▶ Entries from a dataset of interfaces
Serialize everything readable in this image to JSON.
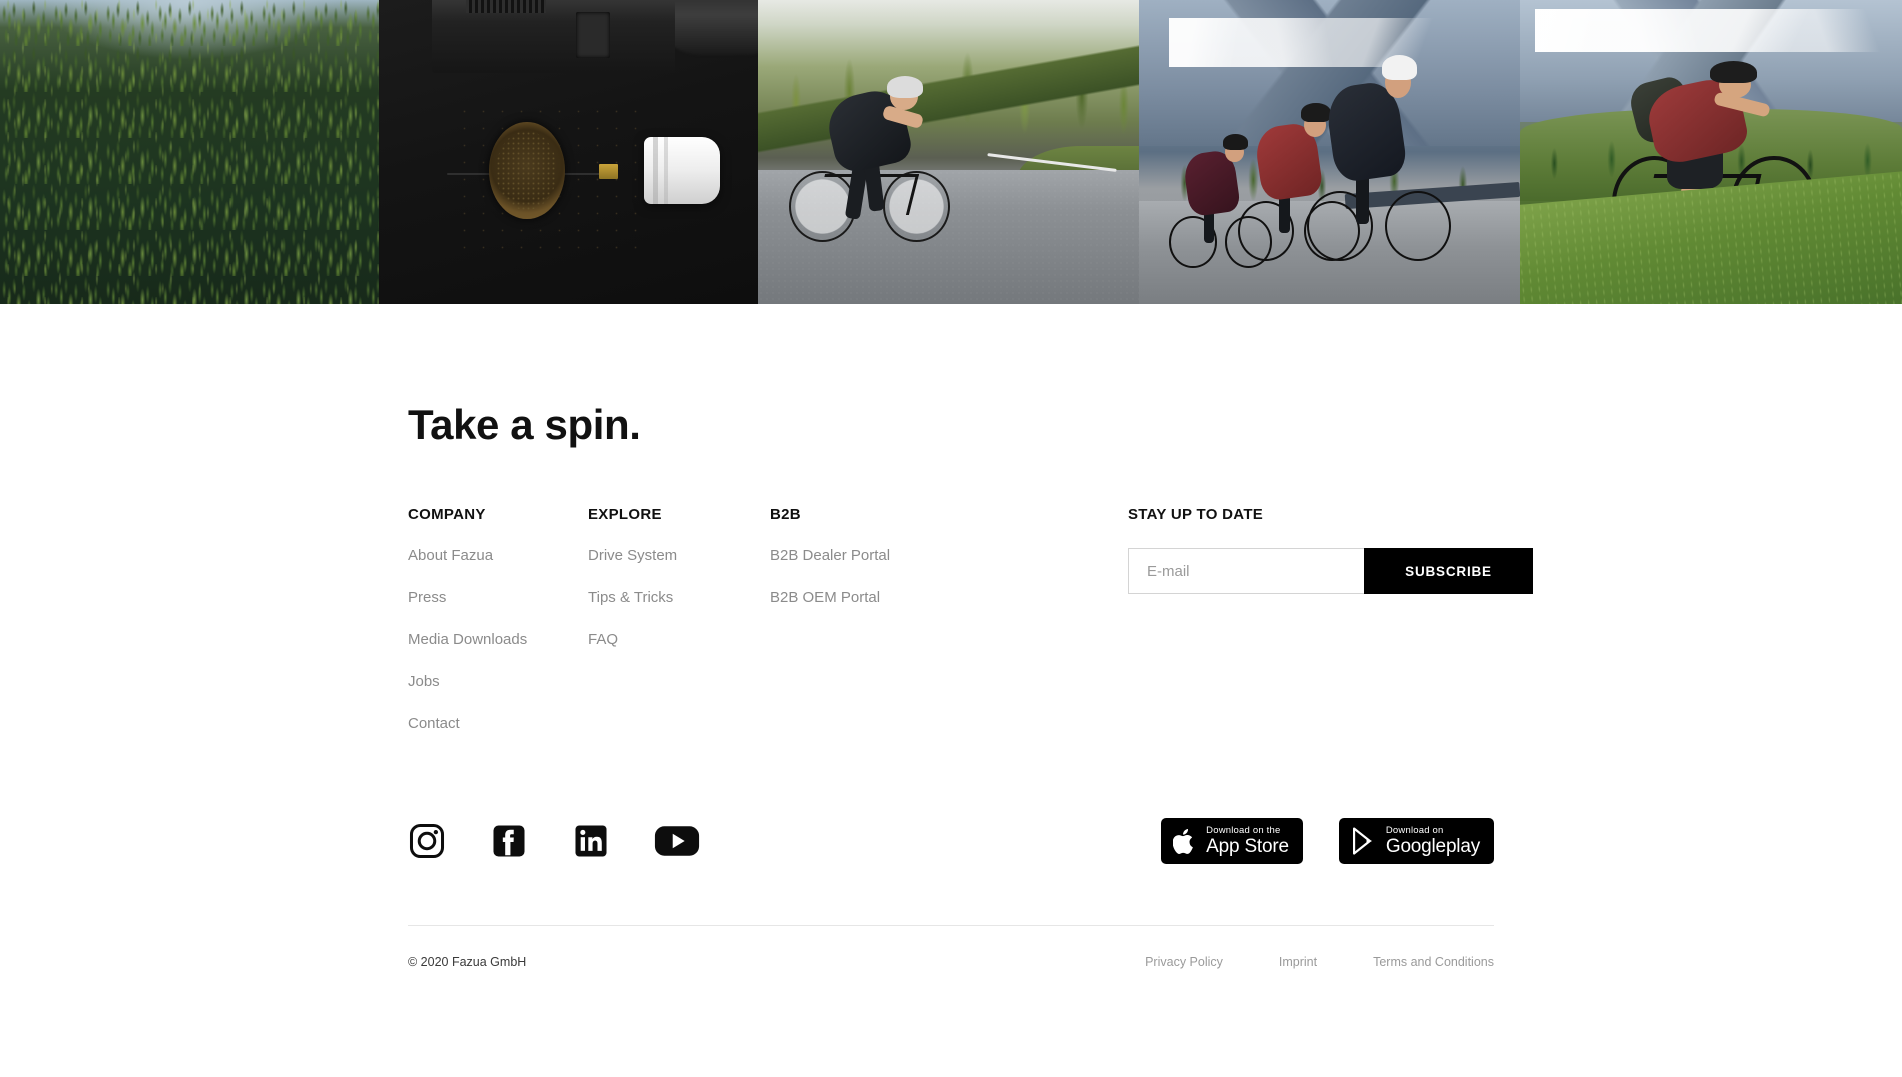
{
  "hero": {
    "panels": [
      {
        "name": "aerial-forest",
        "alt": "Aerial view of a coniferous forest"
      },
      {
        "name": "drive-system-flatlay",
        "alt": "Dark flatlay of e-bike drive components with bowl of pellets"
      },
      {
        "name": "road-cyclist-forest",
        "alt": "Road cyclist riding a mountain pass lined with pine trees"
      },
      {
        "name": "road-cyclist-group",
        "alt": "Group of road cyclists climbing with alpine mountains behind"
      },
      {
        "name": "mountain-biker-meadow",
        "alt": "Mountain biker riding across an alpine meadow"
      }
    ]
  },
  "footer": {
    "headline": "Take a spin.",
    "columns": [
      {
        "key": "company",
        "title": "COMPANY",
        "links": [
          "About Fazua",
          "Press",
          "Media Downloads",
          "Jobs",
          "Contact"
        ]
      },
      {
        "key": "explore",
        "title": "EXPLORE",
        "links": [
          "Drive System",
          "Tips & Tricks",
          "FAQ"
        ]
      },
      {
        "key": "b2b",
        "title": "B2B",
        "links": [
          "B2B Dealer Portal",
          "B2B OEM Portal"
        ]
      }
    ],
    "newsletter": {
      "title": "STAY UP TO DATE",
      "email_placeholder": "E-mail",
      "email_value": "",
      "subscribe_label": "SUBSCRIBE"
    },
    "social": [
      {
        "name": "instagram-icon",
        "label": "Instagram"
      },
      {
        "name": "facebook-icon",
        "label": "Facebook"
      },
      {
        "name": "linkedin-icon",
        "label": "LinkedIn"
      },
      {
        "name": "youtube-icon",
        "label": "YouTube"
      }
    ],
    "stores": {
      "apple": {
        "small": "Download on the",
        "big": "App Store"
      },
      "google": {
        "small": "Download on",
        "big_bold": "Google",
        "big_light": "play"
      }
    },
    "copyright": "© 2020 Fazua GmbH",
    "legal": [
      "Privacy Policy",
      "Imprint",
      "Terms and Conditions"
    ]
  },
  "colors": {
    "accent": "#000000",
    "text": "#111111",
    "muted": "#8b8b8b",
    "divider": "#e6e6e6"
  }
}
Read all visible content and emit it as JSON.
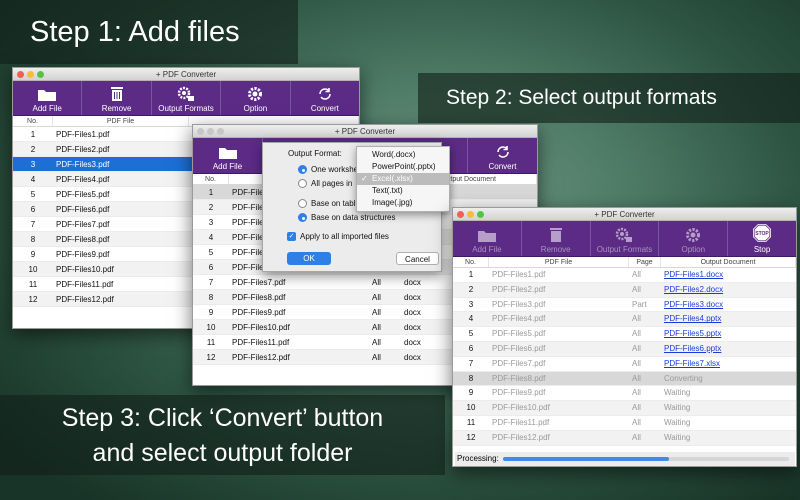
{
  "steps": {
    "step1": "Step 1: Add files",
    "step2": "Step 2: Select output formats",
    "step3_line1": "Step 3: Click ‘Convert’ button",
    "step3_line2": "and select output folder"
  },
  "app_title": "+ PDF Converter",
  "toolbar": {
    "add_file": "Add File",
    "remove": "Remove",
    "output_formats": "Output Formats",
    "option": "Option",
    "convert": "Convert",
    "stop": "Stop",
    "stop_sign": "STOP"
  },
  "columns": {
    "no": "No.",
    "pdf_file": "PDF File",
    "page": "Page",
    "output_document": "Output Document"
  },
  "window1": {
    "rows": [
      {
        "no": "1",
        "file": "PDF-Files1.pdf"
      },
      {
        "no": "2",
        "file": "PDF-Files2.pdf"
      },
      {
        "no": "3",
        "file": "PDF-Files3.pdf"
      },
      {
        "no": "4",
        "file": "PDF-Files4.pdf"
      },
      {
        "no": "5",
        "file": "PDF-Files5.pdf"
      },
      {
        "no": "6",
        "file": "PDF-Files6.pdf"
      },
      {
        "no": "7",
        "file": "PDF-Files7.pdf"
      },
      {
        "no": "8",
        "file": "PDF-Files8.pdf"
      },
      {
        "no": "9",
        "file": "PDF-Files9.pdf"
      },
      {
        "no": "10",
        "file": "PDF-Files10.pdf"
      },
      {
        "no": "11",
        "file": "PDF-Files11.pdf"
      },
      {
        "no": "12",
        "file": "PDF-Files12.pdf"
      }
    ],
    "selected_row": "3"
  },
  "window2": {
    "rows": [
      {
        "no": "1",
        "file": "PDF-Files",
        "page": "",
        "doc": ""
      },
      {
        "no": "2",
        "file": "PDF-Files",
        "page": "",
        "doc": ""
      },
      {
        "no": "3",
        "file": "PDF-Files",
        "page": "",
        "doc": ""
      },
      {
        "no": "4",
        "file": "PDF-Files",
        "page": "",
        "doc": ""
      },
      {
        "no": "5",
        "file": "PDF-Files",
        "page": "",
        "doc": ""
      },
      {
        "no": "6",
        "file": "PDF-Files",
        "page": "",
        "doc": ""
      },
      {
        "no": "7",
        "file": "PDF-Files7.pdf",
        "page": "All",
        "doc": "docx"
      },
      {
        "no": "8",
        "file": "PDF-Files8.pdf",
        "page": "All",
        "doc": "docx"
      },
      {
        "no": "9",
        "file": "PDF-Files9.pdf",
        "page": "All",
        "doc": "docx"
      },
      {
        "no": "10",
        "file": "PDF-Files10.pdf",
        "page": "All",
        "doc": "docx"
      },
      {
        "no": "11",
        "file": "PDF-Files11.pdf",
        "page": "All",
        "doc": "docx"
      },
      {
        "no": "12",
        "file": "PDF-Files12.pdf",
        "page": "All",
        "doc": "docx"
      }
    ]
  },
  "dialog": {
    "output_format_label": "Output Format:",
    "one_worksheet": "One workshe",
    "all_pages": "All pages in",
    "base_on_table": "Base on tabl",
    "base_on_data": "Base on data structures",
    "apply_all": "Apply to all imported files",
    "ok": "OK",
    "cancel": "Cancel"
  },
  "format_menu": {
    "items": [
      "Word(.docx)",
      "PowerPoint(.pptx)",
      "Excel(.xlsx)",
      "Text(.txt)",
      "Image(.jpg)"
    ],
    "selected": "Excel(.xlsx)",
    "check": "✓"
  },
  "window3": {
    "rows": [
      {
        "no": "1",
        "file": "PDF-Files1.pdf",
        "page": "All",
        "doc": "PDF-Files1.docx",
        "state": "done"
      },
      {
        "no": "2",
        "file": "PDF-Files2.pdf",
        "page": "All",
        "doc": "PDF-Files2.docx",
        "state": "done"
      },
      {
        "no": "3",
        "file": "PDF-Files3.pdf",
        "page": "Part",
        "doc": "PDF-Files3.docx",
        "state": "done"
      },
      {
        "no": "4",
        "file": "PDF-Files4.pdf",
        "page": "All",
        "doc": "PDF-Files4.pptx",
        "state": "done"
      },
      {
        "no": "5",
        "file": "PDF-Files5.pdf",
        "page": "All",
        "doc": "PDF-Files5.pptx",
        "state": "done"
      },
      {
        "no": "6",
        "file": "PDF-Files6.pdf",
        "page": "All",
        "doc": "PDF-Files6.pptx",
        "state": "done"
      },
      {
        "no": "7",
        "file": "PDF-Files7.pdf",
        "page": "All",
        "doc": "PDF-Files7.xlsx",
        "state": "done"
      },
      {
        "no": "8",
        "file": "PDF-Files8.pdf",
        "page": "All",
        "doc": "Converting",
        "state": "converting"
      },
      {
        "no": "9",
        "file": "PDF-Files9.pdf",
        "page": "All",
        "doc": "Waiting",
        "state": "waiting"
      },
      {
        "no": "10",
        "file": "PDF-Files10.pdf",
        "page": "All",
        "doc": "Waiting",
        "state": "waiting"
      },
      {
        "no": "11",
        "file": "PDF-Files11.pdf",
        "page": "All",
        "doc": "Waiting",
        "state": "waiting"
      },
      {
        "no": "12",
        "file": "PDF-Files12.pdf",
        "page": "All",
        "doc": "Waiting",
        "state": "waiting"
      }
    ],
    "processing_label": "Processing:",
    "progress": 0.58
  },
  "colors": {
    "toolbar": "#5c2b86",
    "selection": "#1d6fd6",
    "progress": "#3a8ee8",
    "link": "#1a3cd4"
  }
}
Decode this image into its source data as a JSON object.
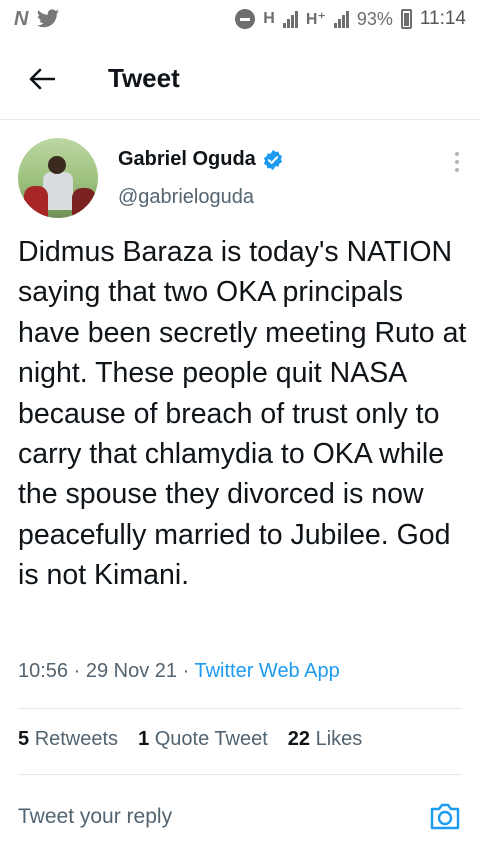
{
  "status_bar": {
    "left_icons": [
      "n-app-icon",
      "twitter-bird-icon"
    ],
    "network1": "H",
    "network2": "H⁺",
    "battery": "93%",
    "time": "11:14"
  },
  "header": {
    "title": "Tweet",
    "back_icon": "arrow-left-icon"
  },
  "author": {
    "name": "Gabriel Oguda",
    "handle": "@gabrieloguda",
    "verified": true
  },
  "tweet": {
    "text": "Didmus Baraza is today's NATION saying that two OKA principals have been secretly meeting Ruto at night. These people quit NASA because of breach of trust only to carry that chlamydia to OKA while the spouse they divorced is now peacefully married to Jubilee. God is not Kimani.",
    "time": "10:56",
    "date": "29 Nov 21",
    "source": "Twitter Web App",
    "sep": "·"
  },
  "stats": {
    "retweets_count": "5",
    "retweets_label": "Retweets",
    "quotes_count": "1",
    "quotes_label": "Quote Tweet",
    "likes_count": "22",
    "likes_label": "Likes"
  },
  "reply": {
    "placeholder": "Tweet your reply"
  },
  "colors": {
    "accent": "#1d9bf0",
    "muted": "#536471",
    "text": "#0f1419"
  }
}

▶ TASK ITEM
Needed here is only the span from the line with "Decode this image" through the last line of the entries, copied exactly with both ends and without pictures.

▶ YOUR SOLUTION
Decode this image into its source data as a JSON object.
{
  "status_bar": {
    "left_icons": [
      "n-app-icon",
      "twitter-bird-icon"
    ],
    "network1": "H",
    "network2": "H⁺",
    "battery": "93%",
    "time": "11:14"
  },
  "header": {
    "title": "Tweet",
    "back_icon": "arrow-left-icon"
  },
  "author": {
    "name": "Gabriel Oguda",
    "handle": "@gabrieloguda",
    "verified": true
  },
  "tweet": {
    "text": "Didmus Baraza is today's NATION saying that two OKA principals have been secretly meeting Ruto at night. These people quit NASA because of breach of trust only to carry that chlamydia to OKA while the spouse they divorced is now peacefully married to Jubilee. God is not Kimani.",
    "time": "10:56",
    "date": "29 Nov 21",
    "source": "Twitter Web App",
    "sep": "·"
  },
  "stats": {
    "retweets_count": "5",
    "retweets_label": "Retweets",
    "quotes_count": "1",
    "quotes_label": "Quote Tweet",
    "likes_count": "22",
    "likes_label": "Likes"
  },
  "reply": {
    "placeholder": "Tweet your reply"
  },
  "colors": {
    "accent": "#1d9bf0",
    "muted": "#536471",
    "text": "#0f1419"
  }
}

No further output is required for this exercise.